*** Opening of SOURCE DATA ***

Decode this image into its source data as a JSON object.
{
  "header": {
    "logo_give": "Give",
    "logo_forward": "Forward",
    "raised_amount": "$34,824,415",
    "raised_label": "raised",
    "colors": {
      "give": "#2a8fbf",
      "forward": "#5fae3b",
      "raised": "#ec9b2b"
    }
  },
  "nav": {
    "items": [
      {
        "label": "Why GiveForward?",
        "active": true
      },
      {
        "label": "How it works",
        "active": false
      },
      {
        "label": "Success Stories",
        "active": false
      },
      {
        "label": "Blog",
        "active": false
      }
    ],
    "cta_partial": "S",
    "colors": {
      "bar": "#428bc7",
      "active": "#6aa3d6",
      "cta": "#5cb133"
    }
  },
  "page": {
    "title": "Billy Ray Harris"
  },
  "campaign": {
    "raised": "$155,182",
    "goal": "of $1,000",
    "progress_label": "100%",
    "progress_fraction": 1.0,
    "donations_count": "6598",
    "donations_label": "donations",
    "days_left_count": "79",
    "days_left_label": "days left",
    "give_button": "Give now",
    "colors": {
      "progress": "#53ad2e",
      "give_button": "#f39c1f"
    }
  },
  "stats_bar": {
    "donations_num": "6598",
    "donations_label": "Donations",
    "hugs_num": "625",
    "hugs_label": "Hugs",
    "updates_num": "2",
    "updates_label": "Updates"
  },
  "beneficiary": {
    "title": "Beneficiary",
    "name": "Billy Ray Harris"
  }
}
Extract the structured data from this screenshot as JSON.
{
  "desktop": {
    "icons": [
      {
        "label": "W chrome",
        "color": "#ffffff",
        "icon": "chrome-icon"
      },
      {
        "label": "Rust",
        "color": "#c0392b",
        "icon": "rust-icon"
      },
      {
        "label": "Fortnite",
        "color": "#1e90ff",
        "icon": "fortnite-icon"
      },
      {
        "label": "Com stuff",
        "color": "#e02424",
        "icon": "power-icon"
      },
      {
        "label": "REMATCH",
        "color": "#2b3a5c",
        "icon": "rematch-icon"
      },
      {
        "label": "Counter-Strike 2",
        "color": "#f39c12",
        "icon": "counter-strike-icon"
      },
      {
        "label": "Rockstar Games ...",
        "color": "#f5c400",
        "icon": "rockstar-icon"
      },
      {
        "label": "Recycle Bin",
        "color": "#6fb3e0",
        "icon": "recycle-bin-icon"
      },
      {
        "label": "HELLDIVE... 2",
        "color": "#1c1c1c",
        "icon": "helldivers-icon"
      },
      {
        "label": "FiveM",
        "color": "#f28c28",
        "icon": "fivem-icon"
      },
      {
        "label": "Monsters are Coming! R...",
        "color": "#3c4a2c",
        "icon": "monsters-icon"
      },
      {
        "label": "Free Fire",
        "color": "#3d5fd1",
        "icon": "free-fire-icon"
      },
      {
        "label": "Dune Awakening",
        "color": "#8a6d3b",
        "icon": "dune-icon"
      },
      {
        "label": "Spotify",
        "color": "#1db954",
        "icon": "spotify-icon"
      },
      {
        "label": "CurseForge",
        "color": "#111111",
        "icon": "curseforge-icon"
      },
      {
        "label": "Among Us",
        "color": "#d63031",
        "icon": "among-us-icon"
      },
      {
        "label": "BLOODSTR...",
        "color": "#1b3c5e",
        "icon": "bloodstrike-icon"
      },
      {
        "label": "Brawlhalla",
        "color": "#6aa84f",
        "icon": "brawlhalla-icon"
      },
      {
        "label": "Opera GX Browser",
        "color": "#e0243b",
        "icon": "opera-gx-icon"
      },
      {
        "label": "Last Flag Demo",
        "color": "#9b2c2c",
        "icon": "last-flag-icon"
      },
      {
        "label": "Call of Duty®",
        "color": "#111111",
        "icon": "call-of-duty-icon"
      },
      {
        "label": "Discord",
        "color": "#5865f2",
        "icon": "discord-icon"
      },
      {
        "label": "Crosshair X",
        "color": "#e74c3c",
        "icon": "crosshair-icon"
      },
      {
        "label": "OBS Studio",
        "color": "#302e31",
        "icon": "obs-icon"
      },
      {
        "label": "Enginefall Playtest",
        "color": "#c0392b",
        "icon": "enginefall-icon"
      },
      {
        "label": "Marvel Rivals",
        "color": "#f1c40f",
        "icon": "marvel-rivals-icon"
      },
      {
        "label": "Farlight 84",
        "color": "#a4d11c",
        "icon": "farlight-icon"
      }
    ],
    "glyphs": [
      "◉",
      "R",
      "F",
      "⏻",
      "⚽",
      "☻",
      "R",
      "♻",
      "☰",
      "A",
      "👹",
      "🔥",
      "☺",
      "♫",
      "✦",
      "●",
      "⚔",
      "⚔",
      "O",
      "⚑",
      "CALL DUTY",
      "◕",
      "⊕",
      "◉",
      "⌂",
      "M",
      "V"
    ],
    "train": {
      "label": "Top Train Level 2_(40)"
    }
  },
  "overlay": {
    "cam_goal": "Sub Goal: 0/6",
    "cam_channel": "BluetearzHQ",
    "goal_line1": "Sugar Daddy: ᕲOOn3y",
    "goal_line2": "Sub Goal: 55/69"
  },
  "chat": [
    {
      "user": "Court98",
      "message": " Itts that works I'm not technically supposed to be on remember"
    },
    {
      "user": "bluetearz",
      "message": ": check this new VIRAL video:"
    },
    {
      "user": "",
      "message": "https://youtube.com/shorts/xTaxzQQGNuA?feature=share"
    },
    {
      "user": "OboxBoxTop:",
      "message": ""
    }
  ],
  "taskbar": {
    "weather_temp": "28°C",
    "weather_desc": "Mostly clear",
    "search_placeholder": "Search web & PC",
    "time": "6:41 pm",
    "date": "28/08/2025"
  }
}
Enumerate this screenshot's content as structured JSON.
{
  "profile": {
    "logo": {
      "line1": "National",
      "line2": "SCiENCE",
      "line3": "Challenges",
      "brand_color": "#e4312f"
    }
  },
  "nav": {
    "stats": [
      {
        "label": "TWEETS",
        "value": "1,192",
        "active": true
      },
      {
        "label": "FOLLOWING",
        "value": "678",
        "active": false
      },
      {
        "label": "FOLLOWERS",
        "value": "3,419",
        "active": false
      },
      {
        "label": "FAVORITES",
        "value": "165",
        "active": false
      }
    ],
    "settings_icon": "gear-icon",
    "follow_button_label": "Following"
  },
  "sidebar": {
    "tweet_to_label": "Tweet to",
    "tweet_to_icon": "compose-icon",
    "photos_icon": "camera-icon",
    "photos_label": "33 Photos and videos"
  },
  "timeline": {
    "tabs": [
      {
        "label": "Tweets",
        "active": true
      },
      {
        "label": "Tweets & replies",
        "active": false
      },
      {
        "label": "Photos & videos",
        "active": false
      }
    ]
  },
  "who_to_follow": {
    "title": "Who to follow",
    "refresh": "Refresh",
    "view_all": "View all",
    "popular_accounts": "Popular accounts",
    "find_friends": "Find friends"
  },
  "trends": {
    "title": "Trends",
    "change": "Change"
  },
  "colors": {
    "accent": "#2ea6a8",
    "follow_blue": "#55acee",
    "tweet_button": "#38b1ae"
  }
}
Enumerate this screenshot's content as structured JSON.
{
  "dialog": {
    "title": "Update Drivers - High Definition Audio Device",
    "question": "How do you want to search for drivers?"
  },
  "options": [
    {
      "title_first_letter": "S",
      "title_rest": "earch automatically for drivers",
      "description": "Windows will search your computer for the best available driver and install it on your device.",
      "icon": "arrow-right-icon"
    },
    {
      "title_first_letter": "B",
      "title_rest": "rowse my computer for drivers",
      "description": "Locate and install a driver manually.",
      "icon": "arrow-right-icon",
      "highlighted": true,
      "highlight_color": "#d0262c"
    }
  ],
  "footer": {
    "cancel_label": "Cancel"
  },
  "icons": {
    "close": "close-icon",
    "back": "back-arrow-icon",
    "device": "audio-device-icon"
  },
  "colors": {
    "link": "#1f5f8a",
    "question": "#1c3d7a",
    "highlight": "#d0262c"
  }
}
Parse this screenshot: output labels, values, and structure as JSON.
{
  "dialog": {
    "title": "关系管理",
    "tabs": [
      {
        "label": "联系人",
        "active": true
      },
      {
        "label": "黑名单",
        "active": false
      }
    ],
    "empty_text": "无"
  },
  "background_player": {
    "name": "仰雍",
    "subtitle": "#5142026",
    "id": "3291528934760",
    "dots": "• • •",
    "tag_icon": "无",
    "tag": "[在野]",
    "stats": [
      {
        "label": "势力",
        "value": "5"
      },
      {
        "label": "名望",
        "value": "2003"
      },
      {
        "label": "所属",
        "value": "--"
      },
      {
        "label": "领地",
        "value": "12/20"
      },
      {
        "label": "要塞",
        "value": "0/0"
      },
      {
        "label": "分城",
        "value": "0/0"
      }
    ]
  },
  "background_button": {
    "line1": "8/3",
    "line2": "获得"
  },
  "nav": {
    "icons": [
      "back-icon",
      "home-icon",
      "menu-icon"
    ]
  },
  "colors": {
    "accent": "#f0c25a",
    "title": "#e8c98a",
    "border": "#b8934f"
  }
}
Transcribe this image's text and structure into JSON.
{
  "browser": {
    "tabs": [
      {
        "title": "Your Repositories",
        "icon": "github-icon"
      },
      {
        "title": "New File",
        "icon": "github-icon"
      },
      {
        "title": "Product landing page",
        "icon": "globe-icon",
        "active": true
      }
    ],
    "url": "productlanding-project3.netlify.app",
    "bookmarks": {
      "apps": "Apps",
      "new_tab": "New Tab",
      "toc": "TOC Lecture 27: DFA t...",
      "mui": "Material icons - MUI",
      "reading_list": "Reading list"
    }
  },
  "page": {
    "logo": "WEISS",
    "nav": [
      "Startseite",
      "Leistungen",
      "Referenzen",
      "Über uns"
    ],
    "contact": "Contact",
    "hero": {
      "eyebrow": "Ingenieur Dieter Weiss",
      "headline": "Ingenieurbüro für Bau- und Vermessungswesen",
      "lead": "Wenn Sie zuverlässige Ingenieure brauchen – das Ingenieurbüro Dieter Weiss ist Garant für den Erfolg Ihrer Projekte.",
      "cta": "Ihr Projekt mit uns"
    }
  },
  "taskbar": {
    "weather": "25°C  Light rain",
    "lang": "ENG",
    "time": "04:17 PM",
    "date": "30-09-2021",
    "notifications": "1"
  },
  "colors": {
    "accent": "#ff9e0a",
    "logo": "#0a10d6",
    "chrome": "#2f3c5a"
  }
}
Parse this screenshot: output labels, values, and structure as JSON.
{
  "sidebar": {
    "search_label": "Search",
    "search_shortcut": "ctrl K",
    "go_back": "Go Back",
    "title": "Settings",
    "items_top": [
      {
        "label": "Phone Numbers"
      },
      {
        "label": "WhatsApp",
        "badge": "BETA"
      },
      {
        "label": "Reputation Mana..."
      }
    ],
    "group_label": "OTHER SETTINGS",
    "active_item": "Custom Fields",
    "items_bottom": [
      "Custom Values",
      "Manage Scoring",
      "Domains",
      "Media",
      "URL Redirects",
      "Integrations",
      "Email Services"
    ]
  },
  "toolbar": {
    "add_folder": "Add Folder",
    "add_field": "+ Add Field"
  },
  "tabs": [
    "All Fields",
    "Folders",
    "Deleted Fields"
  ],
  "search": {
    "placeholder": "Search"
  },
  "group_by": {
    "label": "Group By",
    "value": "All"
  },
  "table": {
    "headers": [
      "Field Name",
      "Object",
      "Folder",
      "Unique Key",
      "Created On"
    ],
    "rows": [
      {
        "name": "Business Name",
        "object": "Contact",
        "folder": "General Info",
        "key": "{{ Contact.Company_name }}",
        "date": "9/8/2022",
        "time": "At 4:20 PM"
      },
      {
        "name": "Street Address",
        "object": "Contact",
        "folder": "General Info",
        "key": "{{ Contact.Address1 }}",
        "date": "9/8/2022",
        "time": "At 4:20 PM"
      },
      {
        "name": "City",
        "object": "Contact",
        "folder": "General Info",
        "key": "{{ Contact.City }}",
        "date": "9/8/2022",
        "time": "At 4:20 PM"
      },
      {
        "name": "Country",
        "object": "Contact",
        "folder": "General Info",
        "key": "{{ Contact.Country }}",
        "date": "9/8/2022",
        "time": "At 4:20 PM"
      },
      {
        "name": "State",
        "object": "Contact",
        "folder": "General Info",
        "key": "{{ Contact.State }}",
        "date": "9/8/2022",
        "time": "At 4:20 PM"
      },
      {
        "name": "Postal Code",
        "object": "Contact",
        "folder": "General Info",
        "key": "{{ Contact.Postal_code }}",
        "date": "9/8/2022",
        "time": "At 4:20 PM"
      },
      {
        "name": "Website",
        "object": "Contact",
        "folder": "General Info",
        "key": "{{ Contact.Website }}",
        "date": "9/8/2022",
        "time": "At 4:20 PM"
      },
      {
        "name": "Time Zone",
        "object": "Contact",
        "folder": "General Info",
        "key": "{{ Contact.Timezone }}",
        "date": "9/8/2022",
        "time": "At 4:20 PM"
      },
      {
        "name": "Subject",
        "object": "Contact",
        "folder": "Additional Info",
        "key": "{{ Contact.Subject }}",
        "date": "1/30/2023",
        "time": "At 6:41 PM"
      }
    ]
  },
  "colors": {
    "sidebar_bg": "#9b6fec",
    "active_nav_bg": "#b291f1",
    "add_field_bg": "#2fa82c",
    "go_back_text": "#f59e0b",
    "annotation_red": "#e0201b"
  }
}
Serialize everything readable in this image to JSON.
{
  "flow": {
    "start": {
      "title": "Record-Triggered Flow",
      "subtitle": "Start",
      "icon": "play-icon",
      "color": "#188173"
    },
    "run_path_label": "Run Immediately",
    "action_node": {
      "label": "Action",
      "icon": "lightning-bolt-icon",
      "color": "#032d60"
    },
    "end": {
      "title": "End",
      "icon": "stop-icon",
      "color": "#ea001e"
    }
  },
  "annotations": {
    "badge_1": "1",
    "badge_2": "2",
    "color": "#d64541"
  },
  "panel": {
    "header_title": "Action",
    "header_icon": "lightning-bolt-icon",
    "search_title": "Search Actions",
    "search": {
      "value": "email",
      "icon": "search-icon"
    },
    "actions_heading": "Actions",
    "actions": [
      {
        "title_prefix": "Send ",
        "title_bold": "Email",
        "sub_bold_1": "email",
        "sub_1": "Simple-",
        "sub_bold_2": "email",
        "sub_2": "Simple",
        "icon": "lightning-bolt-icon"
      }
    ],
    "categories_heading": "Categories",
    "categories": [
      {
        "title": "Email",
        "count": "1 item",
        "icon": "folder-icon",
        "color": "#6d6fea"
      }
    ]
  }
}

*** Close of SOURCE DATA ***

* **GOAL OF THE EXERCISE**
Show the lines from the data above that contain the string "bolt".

* **TASK OUTPUT**
      "icon": "lightning-bolt-icon",
    "header_icon": "lightning-bolt-icon",
        "icon": "lightning-bolt-icon"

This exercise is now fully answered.